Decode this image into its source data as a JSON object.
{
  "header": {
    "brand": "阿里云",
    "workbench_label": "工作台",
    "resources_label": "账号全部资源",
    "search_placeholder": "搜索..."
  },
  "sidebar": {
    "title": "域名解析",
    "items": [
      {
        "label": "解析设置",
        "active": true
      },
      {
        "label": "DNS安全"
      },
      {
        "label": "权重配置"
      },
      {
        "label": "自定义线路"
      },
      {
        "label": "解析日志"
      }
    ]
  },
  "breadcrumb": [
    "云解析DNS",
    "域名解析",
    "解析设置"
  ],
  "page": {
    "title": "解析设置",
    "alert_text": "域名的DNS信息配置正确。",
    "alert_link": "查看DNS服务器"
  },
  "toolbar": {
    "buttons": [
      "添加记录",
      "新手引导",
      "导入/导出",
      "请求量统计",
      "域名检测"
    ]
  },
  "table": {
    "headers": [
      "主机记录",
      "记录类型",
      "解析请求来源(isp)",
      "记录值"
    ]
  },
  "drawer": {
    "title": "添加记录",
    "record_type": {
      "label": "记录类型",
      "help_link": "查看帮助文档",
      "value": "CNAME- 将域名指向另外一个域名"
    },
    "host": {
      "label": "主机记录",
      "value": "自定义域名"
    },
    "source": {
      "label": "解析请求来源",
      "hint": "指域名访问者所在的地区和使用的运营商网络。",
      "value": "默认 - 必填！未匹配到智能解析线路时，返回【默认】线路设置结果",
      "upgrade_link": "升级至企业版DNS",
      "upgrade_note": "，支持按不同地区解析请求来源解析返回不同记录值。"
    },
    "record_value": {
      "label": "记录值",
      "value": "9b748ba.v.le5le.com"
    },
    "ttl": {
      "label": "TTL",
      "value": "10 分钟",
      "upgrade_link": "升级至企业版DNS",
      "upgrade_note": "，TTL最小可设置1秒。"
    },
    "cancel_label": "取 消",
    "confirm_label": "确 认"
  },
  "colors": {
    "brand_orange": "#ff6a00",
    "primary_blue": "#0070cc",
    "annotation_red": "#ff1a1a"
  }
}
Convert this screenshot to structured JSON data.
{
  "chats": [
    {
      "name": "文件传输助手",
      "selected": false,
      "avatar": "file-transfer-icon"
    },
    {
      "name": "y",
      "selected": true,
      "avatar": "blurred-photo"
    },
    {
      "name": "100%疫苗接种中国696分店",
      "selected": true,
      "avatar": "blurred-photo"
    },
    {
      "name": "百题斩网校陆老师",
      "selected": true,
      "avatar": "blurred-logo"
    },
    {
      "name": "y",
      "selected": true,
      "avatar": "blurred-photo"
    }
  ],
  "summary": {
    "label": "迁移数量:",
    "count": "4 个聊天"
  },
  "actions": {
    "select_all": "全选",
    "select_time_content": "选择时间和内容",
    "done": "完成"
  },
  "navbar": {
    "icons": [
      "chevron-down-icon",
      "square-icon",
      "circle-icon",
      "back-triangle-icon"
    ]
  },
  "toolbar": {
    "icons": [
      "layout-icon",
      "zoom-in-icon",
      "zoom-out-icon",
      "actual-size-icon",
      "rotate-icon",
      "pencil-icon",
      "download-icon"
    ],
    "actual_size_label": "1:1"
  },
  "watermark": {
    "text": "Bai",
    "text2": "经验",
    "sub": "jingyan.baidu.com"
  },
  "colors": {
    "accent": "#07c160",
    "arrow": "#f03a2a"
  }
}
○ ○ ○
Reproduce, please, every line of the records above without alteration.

Decode this image into its source data as a JSON object.
{
  "header": {
    "brand": "阿里云",
    "workbench_label": "工作台",
    "resources_label": "账号全部资源",
    "search_placeholder": "搜索..."
  },
  "sidebar": {
    "title": "域名解析",
    "items": [
      {
        "label": "解析设置",
        "active": true
      },
      {
        "label": "DNS安全"
      },
      {
        "label": "权重配置"
      },
      {
        "label": "自定义线路"
      },
      {
        "label": "解析日志"
      }
    ]
  },
  "breadcrumb": [
    "云解析DNS",
    "域名解析",
    "解析设置"
  ],
  "page": {
    "title": "解析设置",
    "alert_text": "域名的DNS信息配置正确。",
    "alert_link": "查看DNS服务器"
  },
  "toolbar": {
    "buttons": [
      "添加记录",
      "新手引导",
      "导入/导出",
      "请求量统计",
      "域名检测"
    ]
  },
  "table": {
    "headers": [
      "主机记录",
      "记录类型",
      "解析请求来源(isp)",
      "记录值"
    ]
  },
  "drawer": {
    "title": "添加记录",
    "record_type": {
      "label": "记录类型",
      "help_link": "查看帮助文档",
      "value": "CNAME- 将域名指向另外一个域名"
    },
    "host": {
      "label": "主机记录",
      "value": "自定义域名"
    },
    "source": {
      "label": "解析请求来源",
      "hint": "指域名访问者所在的地区和使用的运营商网络。",
      "value": "默认 - 必填！未匹配到智能解析线路时，返回【默认】线路设置结果",
      "upgrade_link": "升级至企业版DNS",
      "upgrade_note": "，支持按不同地区解析请求来源解析返回不同记录值。"
    },
    "record_value": {
      "label": "记录值",
      "value": "9b748ba.v.le5le.com"
    },
    "ttl": {
      "label": "TTL",
      "value": "10 分钟",
      "upgrade_link": "升级至企业版DNS",
      "upgrade_note": "，TTL最小可设置1秒。"
    },
    "cancel_label": "取 消",
    "confirm_label": "确 认"
  },
  "colors": {
    "brand_orange": "#ff6a00",
    "primary_blue": "#0070cc",
    "annotation_red": "#ff1a1a"
  }
}
Convert this screenshot to structured JSON data.
{
  "chats": [
    {
      "name": "文件传输助手",
      "selected": false,
      "avatar": "file-transfer-icon"
    },
    {
      "name": "y",
      "selected": true,
      "avatar": "blurred-photo"
    },
    {
      "name": "100%疫苗接种中国696分店",
      "selected": true,
      "avatar": "blurred-photo"
    },
    {
      "name": "百题斩网校陆老师",
      "selected": true,
      "avatar": "blurred-logo"
    },
    {
      "name": "y",
      "selected": true,
      "avatar": "blurred-photo"
    }
  ],
  "summary": {
    "label": "迁移数量:",
    "count": "4 个聊天"
  },
  "actions": {
    "select_all": "全选",
    "select_time_content": "选择时间和内容",
    "done": "完成"
  },
  "navbar": {
    "icons": [
      "chevron-down-icon",
      "square-icon",
      "circle-icon",
      "back-triangle-icon"
    ]
  },
  "toolbar": {
    "icons": [
      "layout-icon",
      "zoom-in-icon",
      "zoom-out-icon",
      "actual-size-icon",
      "rotate-icon",
      "pencil-icon",
      "download-icon"
    ],
    "actual_size_label": "1:1"
  },
  "watermark": {
    "text": "Bai",
    "text2": "经验",
    "sub": "jingyan.baidu.com"
  },
  "colors": {
    "accent": "#07c160",
    "arrow": "#f03a2a"
  }
}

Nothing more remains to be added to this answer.